TASK DIRECTIONS
Could you reproduce all of these records exactly?

════════════════

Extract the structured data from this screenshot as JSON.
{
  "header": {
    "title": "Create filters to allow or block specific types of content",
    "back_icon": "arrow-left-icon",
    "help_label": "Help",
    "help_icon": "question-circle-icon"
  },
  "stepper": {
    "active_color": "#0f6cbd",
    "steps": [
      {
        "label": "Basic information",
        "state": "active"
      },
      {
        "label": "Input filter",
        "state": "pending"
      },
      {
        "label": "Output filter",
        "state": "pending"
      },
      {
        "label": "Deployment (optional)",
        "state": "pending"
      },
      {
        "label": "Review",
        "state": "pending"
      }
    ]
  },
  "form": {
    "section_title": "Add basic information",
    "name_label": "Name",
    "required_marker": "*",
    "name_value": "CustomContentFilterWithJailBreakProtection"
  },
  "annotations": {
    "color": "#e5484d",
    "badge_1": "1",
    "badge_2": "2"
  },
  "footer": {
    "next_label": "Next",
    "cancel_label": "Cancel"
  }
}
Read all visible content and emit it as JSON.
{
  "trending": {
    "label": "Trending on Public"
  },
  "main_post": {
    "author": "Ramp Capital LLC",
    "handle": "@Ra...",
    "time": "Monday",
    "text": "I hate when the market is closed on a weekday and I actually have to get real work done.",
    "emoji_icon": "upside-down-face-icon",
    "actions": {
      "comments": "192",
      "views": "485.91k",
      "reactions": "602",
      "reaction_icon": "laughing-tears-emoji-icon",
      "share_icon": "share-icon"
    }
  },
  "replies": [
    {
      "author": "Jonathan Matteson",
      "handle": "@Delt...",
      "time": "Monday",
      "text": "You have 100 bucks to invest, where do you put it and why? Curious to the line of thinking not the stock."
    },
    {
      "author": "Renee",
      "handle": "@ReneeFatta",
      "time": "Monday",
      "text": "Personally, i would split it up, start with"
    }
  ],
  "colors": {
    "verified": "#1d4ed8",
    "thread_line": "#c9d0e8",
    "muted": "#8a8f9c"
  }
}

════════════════

ANSWER SECTION
Extract the structured data from this screenshot as JSON.
{
  "header": {
    "title": "Create filters to allow or block specific types of content",
    "back_icon": "arrow-left-icon",
    "help_label": "Help",
    "help_icon": "question-circle-icon"
  },
  "stepper": {
    "active_color": "#0f6cbd",
    "steps": [
      {
        "label": "Basic information",
        "state": "active"
      },
      {
        "label": "Input filter",
        "state": "pending"
      },
      {
        "label": "Output filter",
        "state": "pending"
      },
      {
        "label": "Deployment (optional)",
        "state": "pending"
      },
      {
        "label": "Review",
        "state": "pending"
      }
    ]
  },
  "form": {
    "section_title": "Add basic information",
    "name_label": "Name",
    "required_marker": "*",
    "name_value": "CustomContentFilterWithJailBreakProtection"
  },
  "annotations": {
    "color": "#e5484d",
    "badge_1": "1",
    "badge_2": "2"
  },
  "footer": {
    "next_label": "Next",
    "cancel_label": "Cancel"
  }
}
Read all visible content and emit it as JSON.
{
  "trending": {
    "label": "Trending on Public"
  },
  "main_post": {
    "author": "Ramp Capital LLC",
    "handle": "@Ra...",
    "time": "Monday",
    "text": "I hate when the market is closed on a weekday and I actually have to get real work done.",
    "emoji_icon": "upside-down-face-icon",
    "actions": {
      "comments": "192",
      "views": "485.91k",
      "reactions": "602",
      "reaction_icon": "laughing-tears-emoji-icon",
      "share_icon": "share-icon"
    }
  },
  "replies": [
    {
      "author": "Jonathan Matteson",
      "handle": "@Delt...",
      "time": "Monday",
      "text": "You have 100 bucks to invest, where do you put it and why? Curious to the line of thinking not the stock."
    },
    {
      "author": "Renee",
      "handle": "@ReneeFatta",
      "time": "Monday",
      "text": "Personally, i would split it up, start with"
    }
  ],
  "colors": {
    "verified": "#1d4ed8",
    "thread_line": "#c9d0e8",
    "muted": "#8a8f9c"
  }
}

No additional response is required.